A place to begin is the mitochondria. The mitochondria are our cell’s energy factory (or ‘powerhouse’). It’s the job of the mitochondria to produce cellular energy in the form of ATP (adenosine triphosphate). We know that certain nutrients and enzymes play a huge role in mitochondrial function and, more recently, that genetic variability affects the mitochondria.
1. External influences
The mitochondria’s function may be compromised by oxidative stress (cellular damage). This can be partly from external influences (pollution, stress, chemicals in the environment, alcohol etc) but also cellular damage can occur as part of the natural process of energy production. Therefore, the mitochondria require a diet rich in antioxidants – think colourful vegetables, some fruit, herbs and spices and other healthy foods that supply essential nutrients.
Make sure you eat plenty of protein food such as meat, fish, nuts, seeds, beans/lentils and eggs to support amino acids like glutathione that protect the mitochondria. You can boost your protein in the morning by adding in a green protein-rich smoothie.
Two special antioxidants, alpha lipoic acid and Coenzyme Q10, support energy and protect the mitochondria and mitochondrial ‘biogenesis’. Biogenesis is the process of renewal and increase of the mitochondrial cells. The more mitochondria we have, the less they are ‘overworked’ and the more we gain from them. This all supports optimal energy.
Many of us are low in magnesium and it is this special mineral that is essential for the production of energy. When we are busy and hit by life’s challenges we are also more likely to dip into our magnesium stores so keeping them topped up is important. It is worth supplementing as well as eating foods like dark green vegetables, meat and nuts.
5. Other core nutrients
Vitamin C, vitamin E, B vitamins, iron and selenium are also required nutrients. These can all be found in vegetables, nuts, seeds, beans/lentils, dairy products, fish and meat.
6. Healthy fats
These are also ‘fuel’ for the mitochondria. So make sure you increase oily fish in your diet, avocados, coconut oil, olive oil or flaxseed oil. Healthy fats also protect the mitochondria by providing anti-inflammatory support.
The mitochondria are also sensitive to toxins and interesting research looks at how some medications and chemicals compromise its function. Supporting the mitochondria with what it needs (e.g. nutrients) is just as important as removing factors which block its function. This is where cleaning up a diet is essential and removing unnecessary toxins. Supporting the health of the gut is also part of this as this, in turn, supports the immune system and healthy management of inflammation. When inflammation gets out of control it can affect the mitochondria – what is termed as mitochondrial dysfunction. Long before we even understood the science of energy and the mitochondria, natural practitioners across the world have been recommending healthy detoxification as a means of supporting energy production.
8. Being fructose aware
Fructose (fruit sugar) impairs rather than promotes the production of cellular energy. We are not saying to stop eating fruit, but be mindful of stick to two portions of fruit per day, choose ‘whole’ fruit rather than juices and avoid products with added fructose syrups.

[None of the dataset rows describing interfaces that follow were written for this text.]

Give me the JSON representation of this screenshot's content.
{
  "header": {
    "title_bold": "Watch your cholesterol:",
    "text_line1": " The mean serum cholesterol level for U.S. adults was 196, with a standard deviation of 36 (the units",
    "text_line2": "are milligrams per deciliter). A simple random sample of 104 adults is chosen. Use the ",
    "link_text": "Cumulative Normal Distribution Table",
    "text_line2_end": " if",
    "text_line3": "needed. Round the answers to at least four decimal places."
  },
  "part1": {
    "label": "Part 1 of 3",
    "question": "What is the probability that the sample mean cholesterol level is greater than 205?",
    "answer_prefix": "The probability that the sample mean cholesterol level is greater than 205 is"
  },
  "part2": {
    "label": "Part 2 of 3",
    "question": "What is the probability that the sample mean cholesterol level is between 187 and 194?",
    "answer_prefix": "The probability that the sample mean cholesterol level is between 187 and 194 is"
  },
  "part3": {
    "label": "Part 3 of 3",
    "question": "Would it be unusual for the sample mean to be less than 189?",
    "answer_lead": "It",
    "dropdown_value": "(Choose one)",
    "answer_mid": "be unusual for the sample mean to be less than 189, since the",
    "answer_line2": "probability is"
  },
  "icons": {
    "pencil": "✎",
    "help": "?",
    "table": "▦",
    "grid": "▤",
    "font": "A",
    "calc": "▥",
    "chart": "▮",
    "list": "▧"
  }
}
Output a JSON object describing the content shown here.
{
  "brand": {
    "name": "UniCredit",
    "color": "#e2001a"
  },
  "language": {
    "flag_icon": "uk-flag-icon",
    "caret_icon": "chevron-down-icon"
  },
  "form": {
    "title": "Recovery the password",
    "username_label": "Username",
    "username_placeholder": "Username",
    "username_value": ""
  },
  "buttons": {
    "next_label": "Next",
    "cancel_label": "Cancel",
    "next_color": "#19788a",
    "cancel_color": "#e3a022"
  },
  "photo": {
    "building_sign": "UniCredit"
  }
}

For more tips on how you can optimise your energy, see '9 Natural ways of optimising your energy' and '6 Nutrition tips to help support your blood sugar balance'